[App and web page records]
--- --- ---

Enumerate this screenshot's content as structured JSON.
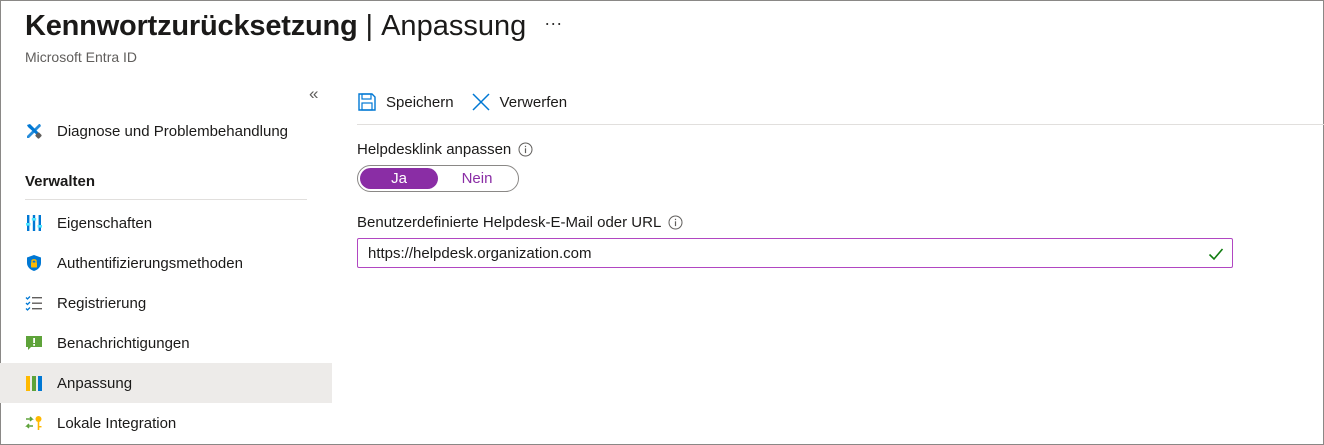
{
  "header": {
    "title": "Kennwortzurücksetzung",
    "separator": "|",
    "section": "Anpassung",
    "more": "···",
    "subtitle": "Microsoft Entra ID"
  },
  "sidebar": {
    "collapse_glyph": "«",
    "top_items": [
      {
        "label": "Diagnose und Problembehandlung",
        "icon": "wrench-screwdriver-icon"
      }
    ],
    "section_title": "Verwalten",
    "items": [
      {
        "label": "Eigenschaften",
        "icon": "properties-icon",
        "active": false
      },
      {
        "label": "Authentifizierungsmethoden",
        "icon": "shield-lock-icon",
        "active": false
      },
      {
        "label": "Registrierung",
        "icon": "checklist-icon",
        "active": false
      },
      {
        "label": "Benachrichtigungen",
        "icon": "notification-icon",
        "active": false
      },
      {
        "label": "Anpassung",
        "icon": "customization-icon",
        "active": true
      },
      {
        "label": "Lokale Integration",
        "icon": "sync-key-icon",
        "active": false
      }
    ]
  },
  "toolbar": {
    "save_label": "Speichern",
    "discard_label": "Verwerfen"
  },
  "form": {
    "helpdesk_label": "Helpdesklink anpassen",
    "toggle_yes": "Ja",
    "toggle_no": "Nein",
    "toggle_selected": "Ja",
    "url_label": "Benutzerdefinierte Helpdesk-E-Mail oder URL",
    "url_value": "https://helpdesk.organization.com"
  },
  "colors": {
    "accent": "#8a2da5",
    "input_border": "#b146c2",
    "azure_blue": "#0078d4",
    "valid_green": "#107c10",
    "active_bg": "#edebe9"
  }
}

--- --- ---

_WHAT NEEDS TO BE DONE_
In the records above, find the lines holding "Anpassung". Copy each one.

_RESPONSE TO THE EXERCISE_
    "section": "Anpassung",
        "label": "Anpassung",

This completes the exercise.